▸ **Source records**
*** Begin section ***
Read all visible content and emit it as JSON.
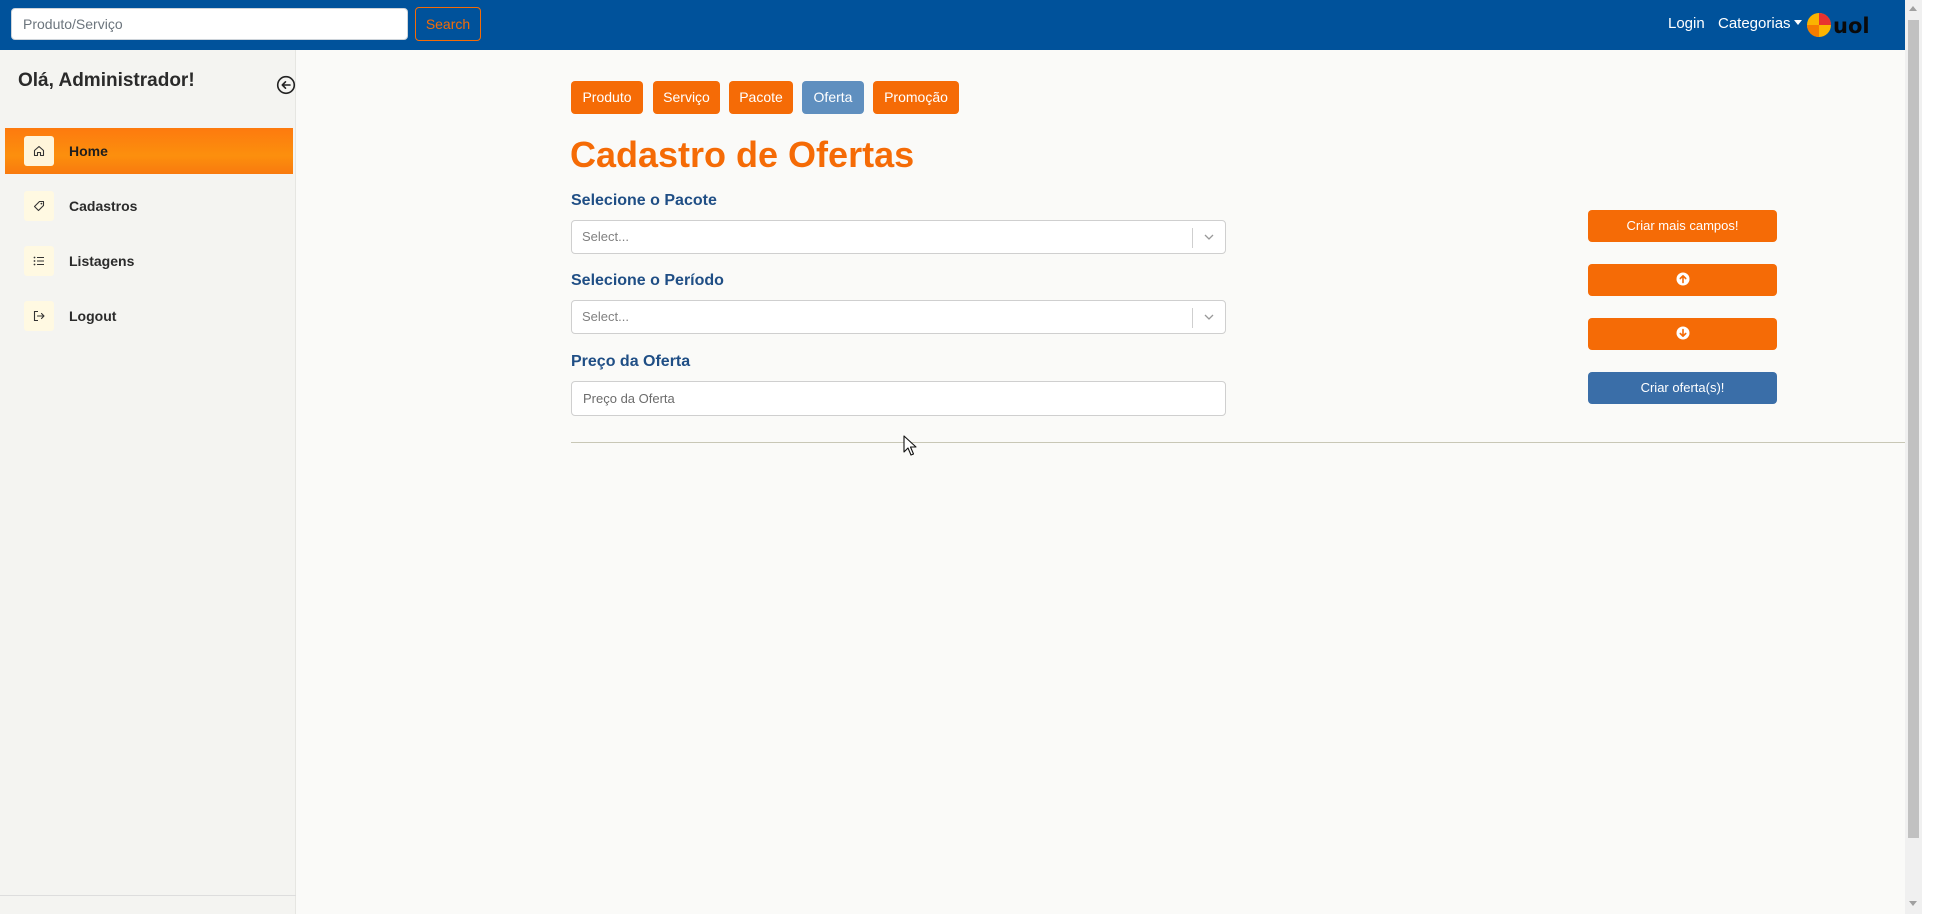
{
  "navbar": {
    "search_placeholder": "Produto/Serviço",
    "search_button": "Search",
    "login": "Login",
    "categorias": "Categorias",
    "logo_text": "uol"
  },
  "sidebar": {
    "greeting": "Olá, Administrador!",
    "items": [
      {
        "label": "Home",
        "icon": "home-icon",
        "active": true
      },
      {
        "label": "Cadastros",
        "icon": "tag-icon",
        "active": false
      },
      {
        "label": "Listagens",
        "icon": "list-icon",
        "active": false
      },
      {
        "label": "Logout",
        "icon": "logout-icon",
        "active": false
      }
    ]
  },
  "tabs": [
    {
      "label": "Produto",
      "active": false
    },
    {
      "label": "Serviço",
      "active": false
    },
    {
      "label": "Pacote",
      "active": false
    },
    {
      "label": "Oferta",
      "active": true
    },
    {
      "label": "Promoção",
      "active": false
    }
  ],
  "form": {
    "title": "Cadastro de Ofertas",
    "pacote_label": "Selecione o Pacote",
    "pacote_placeholder": "Select...",
    "periodo_label": "Selecione o Período",
    "periodo_placeholder": "Select...",
    "preco_label": "Preço da Oferta",
    "preco_placeholder": "Preço da Oferta"
  },
  "actions": {
    "criar_campos": "Criar mais campos!",
    "move_up_icon": "arrow-up-circle-icon",
    "move_down_icon": "arrow-down-circle-icon",
    "criar_ofertas": "Criar oferta(s)!"
  },
  "colors": {
    "navbar": "#00529b",
    "accent_orange": "#f56b06",
    "active_tab": "#5f8fbf",
    "submit_blue": "#3a6ea8",
    "label_blue": "#1f4e85"
  }
}
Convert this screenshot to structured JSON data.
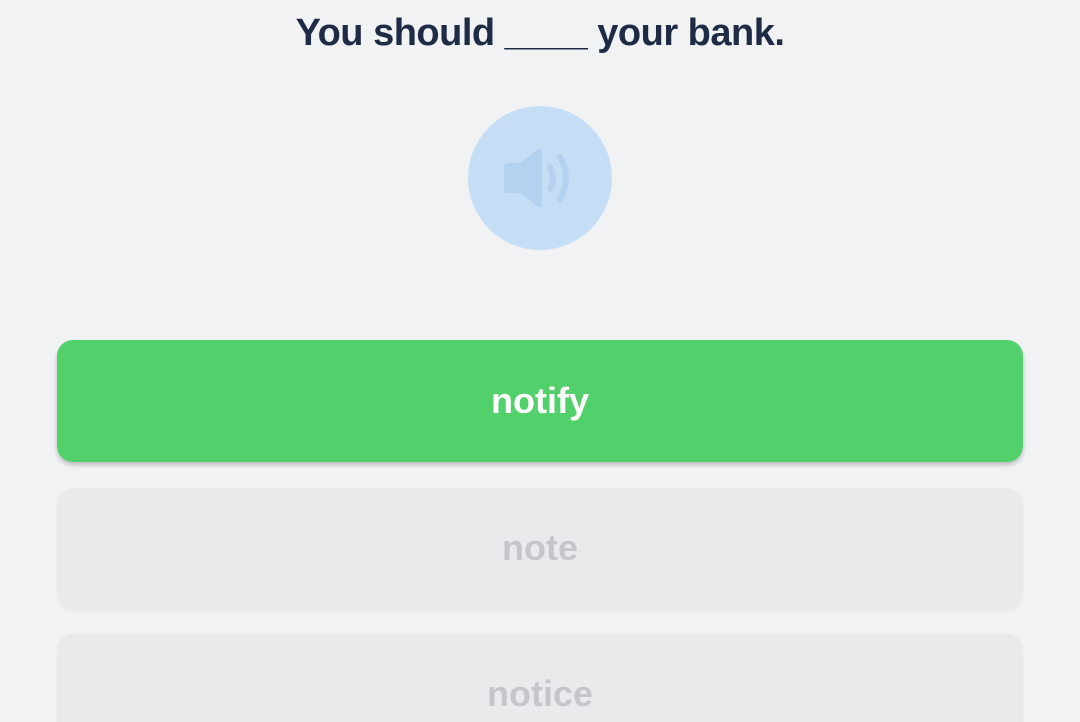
{
  "question": {
    "text": "You should ____ your bank."
  },
  "audio": {
    "icon": "speaker-icon",
    "color": "#c6def5"
  },
  "options": [
    {
      "label": "notify",
      "state": "selected",
      "color": "#52d06b"
    },
    {
      "label": "note",
      "state": "disabled"
    },
    {
      "label": "notice",
      "state": "disabled"
    }
  ]
}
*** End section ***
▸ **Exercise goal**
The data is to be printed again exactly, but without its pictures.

▸ **Your response**
Read all visible content and emit it as JSON.
{
  "navbar": {
    "search_placeholder": "Produto/Serviço",
    "search_button": "Search",
    "login": "Login",
    "categorias": "Categorias",
    "logo_text": "uol"
  },
  "sidebar": {
    "greeting": "Olá, Administrador!",
    "items": [
      {
        "label": "Home",
        "icon": "home-icon",
        "active": true
      },
      {
        "label": "Cadastros",
        "icon": "tag-icon",
        "active": false
      },
      {
        "label": "Listagens",
        "icon": "list-icon",
        "active": false
      },
      {
        "label": "Logout",
        "icon": "logout-icon",
        "active": false
      }
    ]
  },
  "tabs": [
    {
      "label": "Produto",
      "active": false
    },
    {
      "label": "Serviço",
      "active": false
    },
    {
      "label": "Pacote",
      "active": false
    },
    {
      "label": "Oferta",
      "active": true
    },
    {
      "label": "Promoção",
      "active": false
    }
  ],
  "form": {
    "title": "Cadastro de Ofertas",
    "pacote_label": "Selecione o Pacote",
    "pacote_placeholder": "Select...",
    "periodo_label": "Selecione o Período",
    "periodo_placeholder": "Select...",
    "preco_label": "Preço da Oferta",
    "preco_placeholder": "Preço da Oferta"
  },
  "actions": {
    "criar_campos": "Criar mais campos!",
    "move_up_icon": "arrow-up-circle-icon",
    "move_down_icon": "arrow-down-circle-icon",
    "criar_ofertas": "Criar oferta(s)!"
  },
  "colors": {
    "navbar": "#00529b",
    "accent_orange": "#f56b06",
    "active_tab": "#5f8fbf",
    "submit_blue": "#3a6ea8",
    "label_blue": "#1f4e85"
  }
}
Convert this screenshot to structured JSON data.
{
  "question": {
    "text": "You should ____ your bank."
  },
  "audio": {
    "icon": "speaker-icon",
    "color": "#c6def5"
  },
  "options": [
    {
      "label": "notify",
      "state": "selected",
      "color": "#52d06b"
    },
    {
      "label": "note",
      "state": "disabled"
    },
    {
      "label": "notice",
      "state": "disabled"
    }
  ]
}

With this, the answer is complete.